This is a developing area of law and there is no modern decision on the validity of such agreements however, with reform on the horizon, more and more people are seeking to enter into such agreements.
To minimise challenge against enforceability of such an agreement, both you and your partner should obtain independent legal advice, provide full and frank financial disclosure, and ensure that the terms of the agreement are fair. It is best to enter into a Living Together Agreement after you have moved in together.
The kind of issues that you may wish to cover in your Living Together Agreement include clarification of the ownership of the family home; provision about how the mortgage payments, bills and home improvements are to be shared between you; how you will divide the family assets in the event of the relationship ending etc.
Although the Living Together Agreement can and should include a provision regarding the ownership of the family home, it is best to also have a Trust Deed clarifying ownership, particularly if you own the property in unequal shares.

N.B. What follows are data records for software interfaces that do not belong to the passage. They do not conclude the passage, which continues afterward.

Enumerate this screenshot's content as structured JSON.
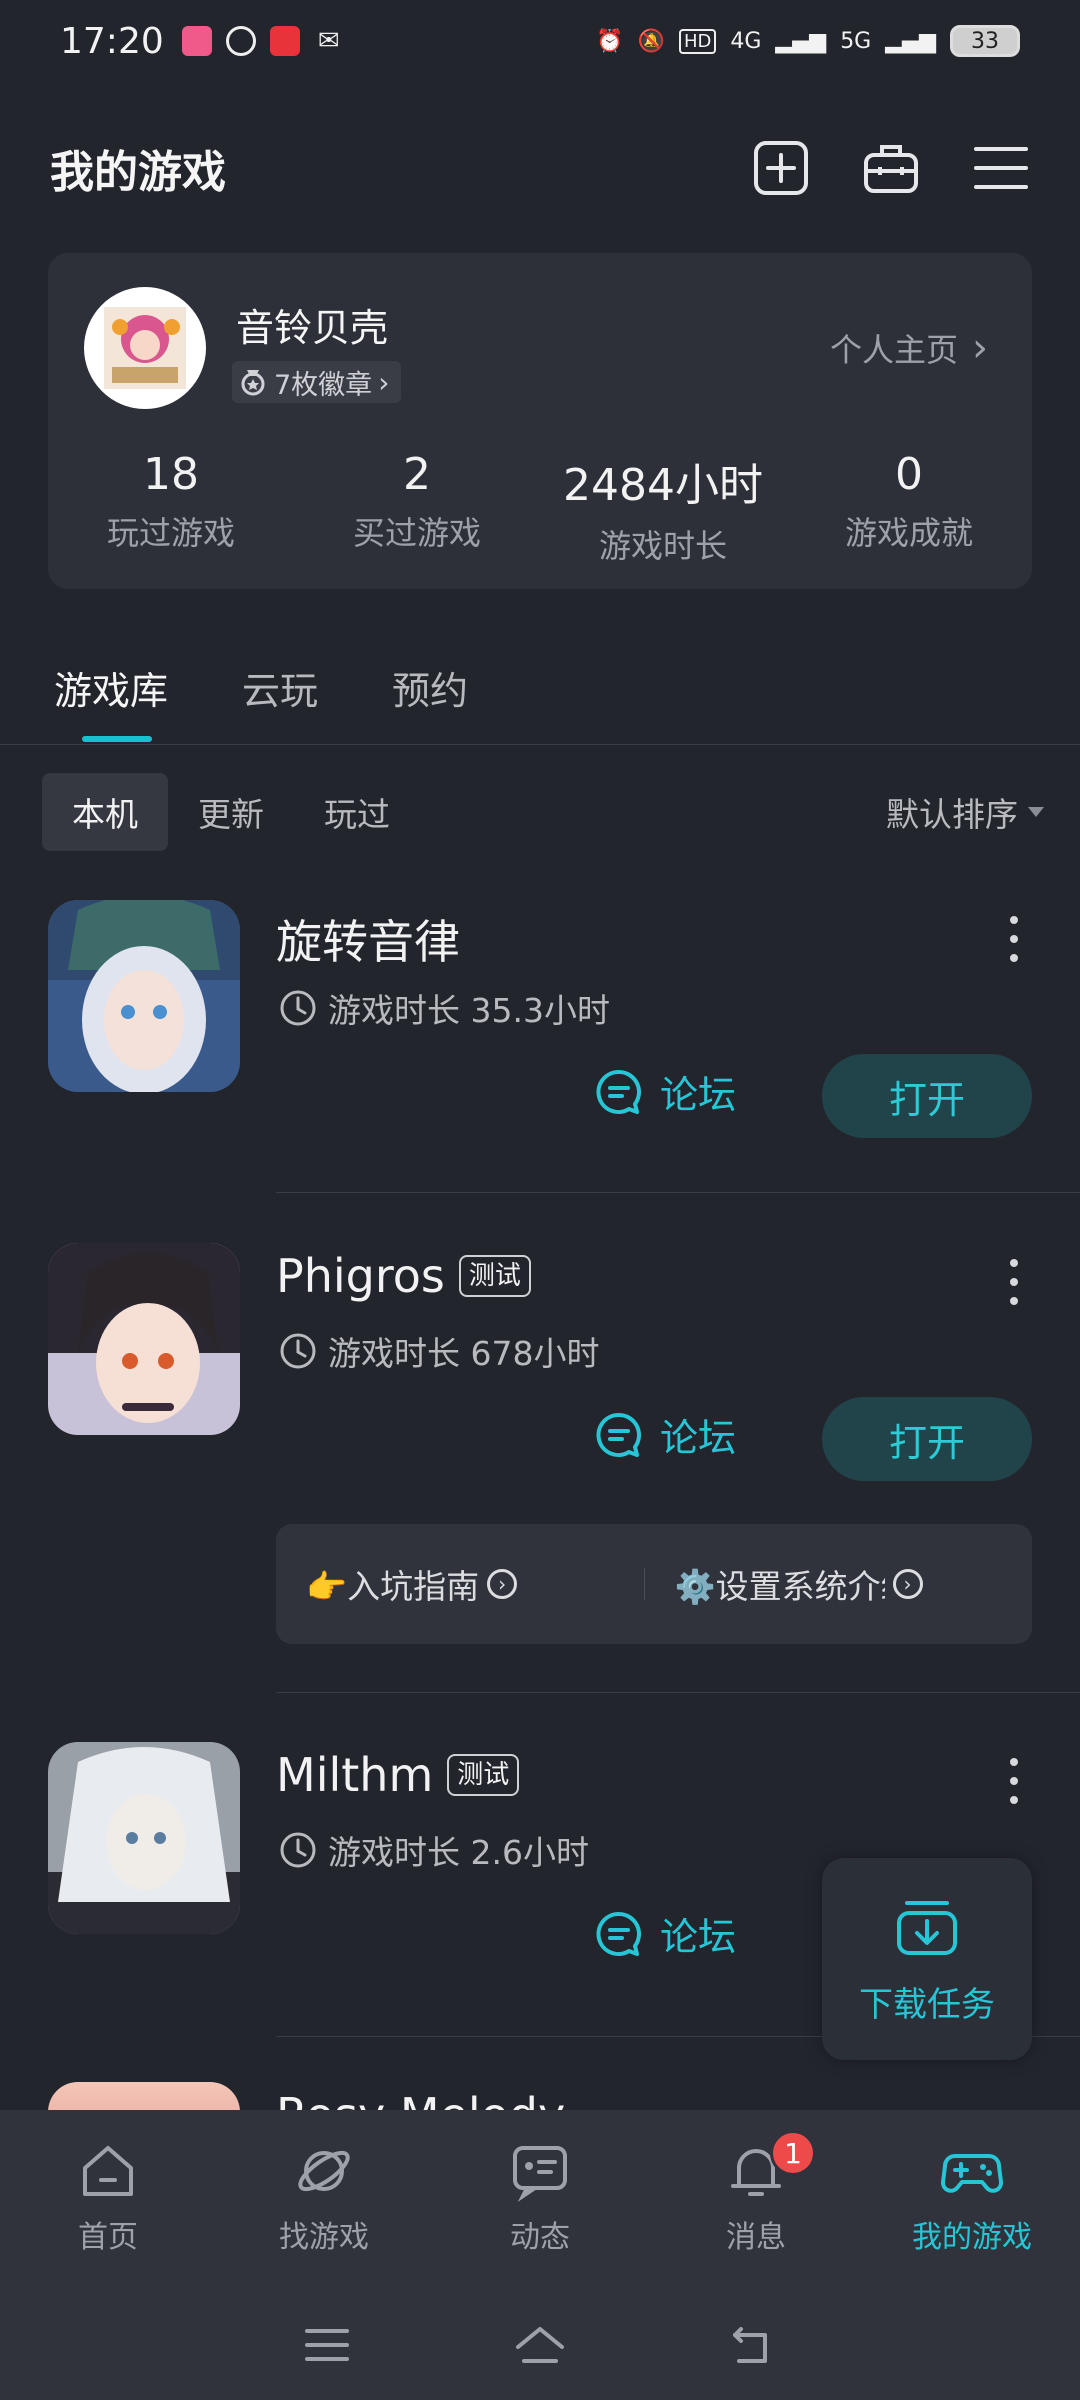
{
  "status_bar": {
    "time": "17:20",
    "network": "4G",
    "network2": "5G",
    "hd": "HD",
    "battery": "33"
  },
  "header": {
    "title": "我的游戏"
  },
  "profile": {
    "name": "音铃贝壳",
    "badges": "7枚徽章",
    "home_link": "个人主页",
    "stats": [
      {
        "value": "18",
        "label": "玩过游戏"
      },
      {
        "value": "2",
        "label": "买过游戏"
      },
      {
        "value": "2484小时",
        "label": "游戏时长"
      },
      {
        "value": "0",
        "label": "游戏成就"
      }
    ]
  },
  "main_tabs": [
    "游戏库",
    "云玩",
    "预约"
  ],
  "filters": {
    "chips": [
      "本机",
      "更新",
      "玩过"
    ],
    "sort": "默认排序"
  },
  "games": [
    {
      "name": "旋转音律",
      "test_badge": "",
      "playtime": "游戏时长 35.3小时",
      "forum": "论坛",
      "open": "打开"
    },
    {
      "name": "Phigros",
      "test_badge": "测试",
      "playtime": "游戏时长 678小时",
      "forum": "论坛",
      "open": "打开"
    },
    {
      "name": "Milthm",
      "test_badge": "测试",
      "playtime": "游戏时长 2.6小时",
      "forum": "论坛",
      "open": ""
    }
  ],
  "guide": {
    "item1": "👉入坑指南",
    "item2": "⚙️设置系统介绍"
  },
  "download": {
    "label": "下载任务"
  },
  "partial_game": {
    "name": "Rosy Melody"
  },
  "bottom_nav": {
    "items": [
      "首页",
      "找游戏",
      "动态",
      "消息",
      "我的游戏"
    ],
    "notification_count": "1",
    "accent": "#26c6d6"
  }
}
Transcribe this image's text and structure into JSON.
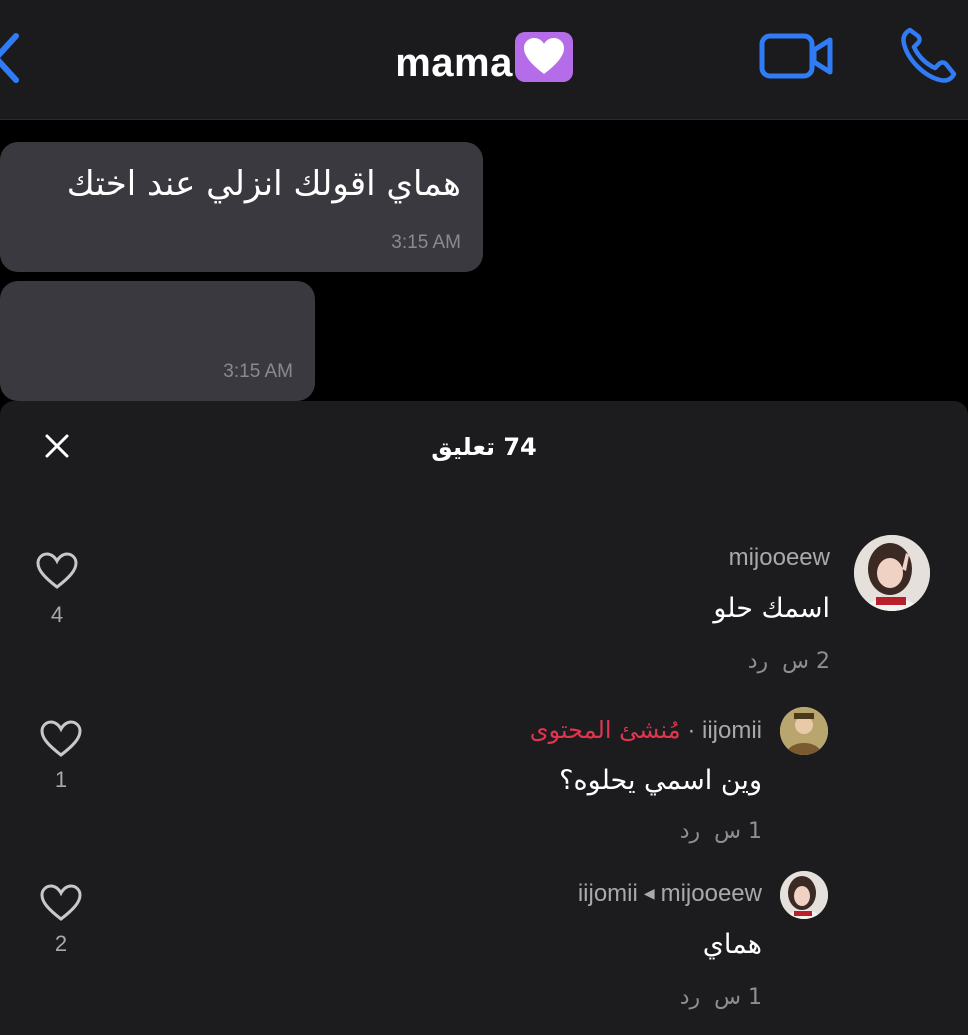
{
  "chat": {
    "contact_name": "mama",
    "header_icons": [
      "back-chevron-icon",
      "purple-heart-emoji",
      "video-call-icon",
      "phone-call-icon"
    ],
    "accent_color": "#2f7cf6",
    "messages": [
      {
        "text": "هماي اقولك انزلي عند اختك",
        "time": "3:15 AM"
      },
      {
        "text": "",
        "time": "3:15 AM"
      }
    ]
  },
  "comments_sheet": {
    "title": "74 تعليق",
    "close_icon": "close-icon",
    "comments": [
      {
        "username": "mijooeew",
        "text": "اسمك حلو",
        "age": "2 س",
        "reply_label": "رد",
        "likes": "4"
      },
      {
        "username": "iijomii",
        "separator": "·",
        "creator_badge": "مُنشئ المحتوى",
        "text": "وين اسمي يحلوه؟",
        "age": "1 س",
        "reply_label": "رد",
        "likes": "1"
      },
      {
        "username": "mijooeew",
        "reply_to": "iijomii",
        "text": "هماي",
        "age": "1 س",
        "reply_label": "رد",
        "likes": "2"
      }
    ]
  }
}
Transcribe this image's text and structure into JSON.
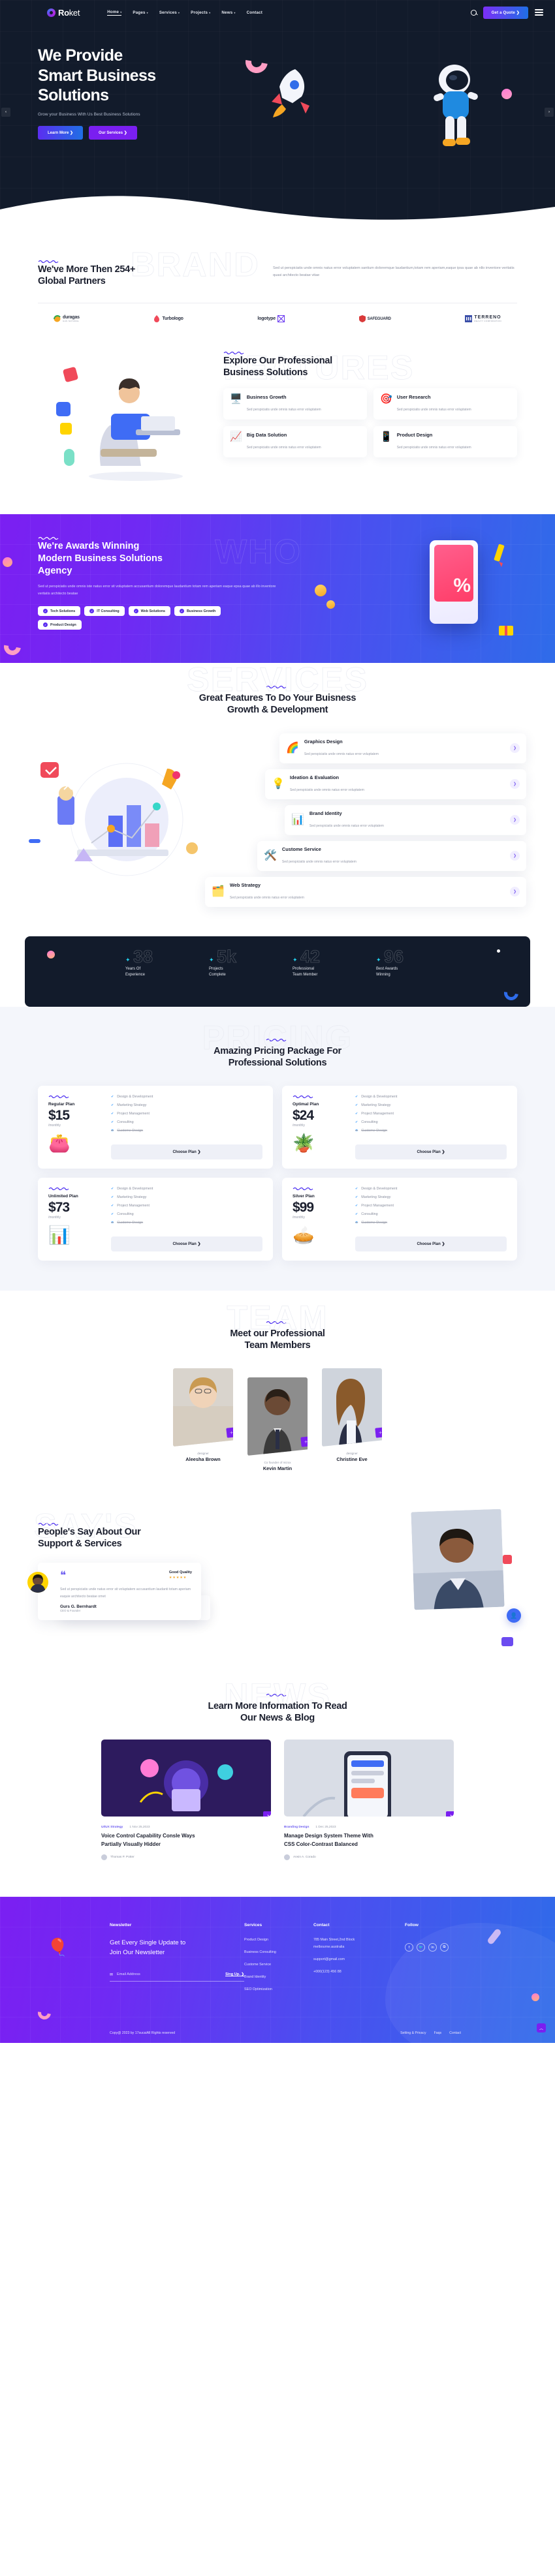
{
  "header": {
    "logo": "Roket",
    "logo_bold": "Ro",
    "logo_thin": "ket",
    "nav": [
      {
        "label": "Home",
        "caret": "▾",
        "active": true
      },
      {
        "label": "Pages",
        "caret": "▾",
        "active": false
      },
      {
        "label": "Services",
        "caret": "▾",
        "active": false
      },
      {
        "label": "Projects",
        "caret": "▾",
        "active": false
      },
      {
        "label": "News",
        "caret": "▾",
        "active": false
      },
      {
        "label": "Contact",
        "caret": "",
        "active": false
      }
    ],
    "search_icon": "search-icon",
    "quote_button": "Get a Quote",
    "quote_caret": "❯"
  },
  "hero": {
    "title_line1": "We Provide",
    "title_line2": "Smart Business",
    "title_line3": "Solutions",
    "subtitle": "Grow your Business With Us Best Business Solutions",
    "btn_primary": "Learn More",
    "btn_primary_caret": "❯",
    "btn_secondary": "Our Services",
    "btn_secondary_caret": "❯",
    "arrow_left": "‹",
    "arrow_right": "›"
  },
  "partners": {
    "ghost": "BRAND",
    "title_line1": "We've More Then 254+",
    "title_line2": "Global Partners",
    "paragraph": "Sed ut perspiciatis unde omnis natus error voluptatem santium doloremque laudantium,totam rem aperiam,eaque ipsa quae ab nllo inventore veritatis quasi architecto beatae vitae",
    "logos": [
      {
        "name": "duragas",
        "sub": "GAS NATURAL"
      },
      {
        "name": "Turbologo",
        "sub": ""
      },
      {
        "name": "logotype",
        "sub": ""
      },
      {
        "name": "SAFEGUARD",
        "sub": ""
      },
      {
        "name": "TERRENO",
        "sub": "REALTY CORPORATION"
      }
    ]
  },
  "explore": {
    "ghost": "FEATURES",
    "title_line1": "Explore Our Professional",
    "title_line2": "Business Solutions",
    "cards": [
      {
        "icon": "🖥️",
        "title": "Business Growth",
        "desc": "Sed perspiciatis unde omnis natus error voluptatem"
      },
      {
        "icon": "🎯",
        "title": "User Research",
        "desc": "Sed perspiciatis unde omnis natus error voluptatem"
      },
      {
        "icon": "📈",
        "title": "Big Data Solution",
        "desc": "Sed perspiciatis unde omnis natus error voluptatem"
      },
      {
        "icon": "📱",
        "title": "Product Design",
        "desc": "Sed perspiciatis unde omnis natus error voluptatem"
      }
    ]
  },
  "awards": {
    "ghost": "WHO",
    "title_line1": "We're Awards Winning",
    "title_line2": "Modern Business Solutions",
    "title_line3": "Agency",
    "paragraph": "Sed ut perspiciatis unde omnis iste natus error sit voluptatem accusantium doloremque laudantium totam rem aperiam eaque epsa quae ab illo inventore veritatis architecto beatae",
    "chips": [
      "Tech Solutions",
      "IT Consulting",
      "Web Solutions",
      "Business Growth",
      "Product Design"
    ],
    "percent": "%"
  },
  "services": {
    "ghost": "SERVICES",
    "title_line1": "Great Features To Do Your Buisness",
    "title_line2": "Growth & Development",
    "items": [
      {
        "icon": "🌈",
        "title": "Graphics Design",
        "desc": "Sed perspiciatis unde omnis natus error voluptatem",
        "arrow": "❯"
      },
      {
        "icon": "💡",
        "title": "Ideation & Evaluation",
        "desc": "Sed perspiciatis unde omnis natus error voluptatem",
        "arrow": "❯"
      },
      {
        "icon": "📊",
        "title": "Brand Identity",
        "desc": "Sed perspiciatis unde omnis natus error voluptatem",
        "arrow": "❯"
      },
      {
        "icon": "🛠️",
        "title": "Custome Service",
        "desc": "Sed perspiciatis unde omnis natus error voluptatem",
        "arrow": "❯"
      },
      {
        "icon": "🗂️",
        "title": "Web Strategy",
        "desc": "Sed perspiciatis unde omnis natus error voluptatem",
        "arrow": "❯"
      }
    ]
  },
  "counters": [
    {
      "number": "38",
      "icon": "✦",
      "label_line1": "Years Of",
      "label_line2": "Experience"
    },
    {
      "number": "5k",
      "icon": "✦",
      "label_line1": "Projects",
      "label_line2": "Complete"
    },
    {
      "number": "42",
      "icon": "✦",
      "label_line1": "Professional",
      "label_line2": "Team Member"
    },
    {
      "number": "96",
      "icon": "✦",
      "label_line1": "Best Awards",
      "label_line2": "Winning"
    }
  ],
  "pricing": {
    "ghost": "PRICING",
    "title_line1": "Amazing Pricing Package For",
    "title_line2": "Professional Solutions",
    "button_label": "Choose Plan",
    "button_caret": "❯",
    "plans": [
      {
        "name": "Regular Plan",
        "price": "$15",
        "per": "/monthly",
        "emoji": "👛",
        "features": [
          {
            "t": "Design & Development",
            "off": false
          },
          {
            "t": "Marketing Strategy",
            "off": false
          },
          {
            "t": "Project Management",
            "off": false
          },
          {
            "t": "Consulting",
            "off": false
          },
          {
            "t": "Custome Design",
            "off": true
          }
        ]
      },
      {
        "name": "Optimal Plan",
        "price": "$24",
        "per": "/monthly",
        "emoji": "🪴",
        "features": [
          {
            "t": "Design & Development",
            "off": false
          },
          {
            "t": "Marketing Strategy",
            "off": false
          },
          {
            "t": "Project Management",
            "off": false
          },
          {
            "t": "Consulting",
            "off": false
          },
          {
            "t": "Custome Design",
            "off": true
          }
        ]
      },
      {
        "name": "Unlimited Plan",
        "price": "$73",
        "per": "/monthly",
        "emoji": "📊",
        "features": [
          {
            "t": "Design & Development",
            "off": false
          },
          {
            "t": "Marketing Strategy",
            "off": false
          },
          {
            "t": "Project Management",
            "off": false
          },
          {
            "t": "Consulting",
            "off": false
          },
          {
            "t": "Custome Design",
            "off": true
          }
        ]
      },
      {
        "name": "Silver Plan",
        "price": "$99",
        "per": "/monthly",
        "emoji": "🥧",
        "features": [
          {
            "t": "Design & Development",
            "off": false
          },
          {
            "t": "Marketing Strategy",
            "off": false
          },
          {
            "t": "Project Management",
            "off": false
          },
          {
            "t": "Consulting",
            "off": false
          },
          {
            "t": "Custome Design",
            "off": true
          }
        ]
      }
    ]
  },
  "team": {
    "ghost": "TEAM",
    "title_line1": "Meet our Professional",
    "title_line2": "Team Members",
    "members": [
      {
        "name": "Aleesha Brown",
        "role": "designer",
        "badge": "＋"
      },
      {
        "name": "Kevin Martin",
        "role": "Co founder of mizox",
        "badge": "＋"
      },
      {
        "name": "Christine Eve",
        "role": "designer",
        "badge": "＋"
      }
    ]
  },
  "testimonials": {
    "ghost": "SAY'S",
    "title_line1": "People's Say About Our",
    "title_line2": "Support & Services",
    "quality_label": "Good Quality",
    "stars": "★★★★★",
    "front": {
      "quote": "Sed ut perspiciatis unde natus error sit voluptatem accusantium laudanti totam aperiam eaquie architecto beatae omet",
      "name": "Gurs G. Bernhardt",
      "role": "CEO & Founder"
    },
    "back": {
      "name": "Gurs G. Bernhardt"
    }
  },
  "blog": {
    "ghost": "NEWS",
    "title_line1": "Learn More Information To Read",
    "title_line2": "Our News & Blog",
    "posts": [
      {
        "cat": "UI/UX Strategy",
        "date": "1 Nov 25,2023",
        "title_line1": "Voice Control Capability Consle Ways",
        "title_line2": "Partially Visually Hidder",
        "author": "Thomas P. Potter",
        "badge": "❯"
      },
      {
        "cat": "Branding Design",
        "date": "1 Dec 25,2023",
        "title_line1": "Manage Design System Theme With",
        "title_line2": "CSS Color-Contrast Balanced",
        "author": "Arwin A. Corado",
        "badge": "❯"
      }
    ]
  },
  "footer": {
    "newsletter_heading": "Newsletter",
    "newsletter_line1": "Get Every Single Update to",
    "newsletter_line2": "Join Our Newsletter",
    "email_placeholder": "Email Address",
    "mail_icon": "✉",
    "signup_label": "Sing Up.",
    "signup_caret": "❯",
    "services_heading": "Services",
    "services": [
      "Product Design",
      "Business Consulting",
      "Custome Service",
      "Brand Identity",
      "SEO Optimization"
    ],
    "contact_heading": "Contact",
    "contact": [
      "785 Main Street,2nd Block",
      "melbourne.australia",
      "support@gmail.com",
      "+000(123) 456 88"
    ],
    "follow_heading": "Follow",
    "socials": [
      "f",
      "🐦",
      "in",
      "⧉"
    ],
    "copyright": "Copy@ 2023 by 17sucaiAll Rights reserved",
    "bottom_links": [
      "Setting & Privacy",
      "Faqs",
      "Contact"
    ],
    "scroll_top": "︿"
  }
}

In some circumstances you may not need both documents; a Trust Deed may suffice, especially if all you wish to do is clarify ownership of the family home.
You should also consider having a Will and life assurance to cover each of you against the financial consequences of the death of the other.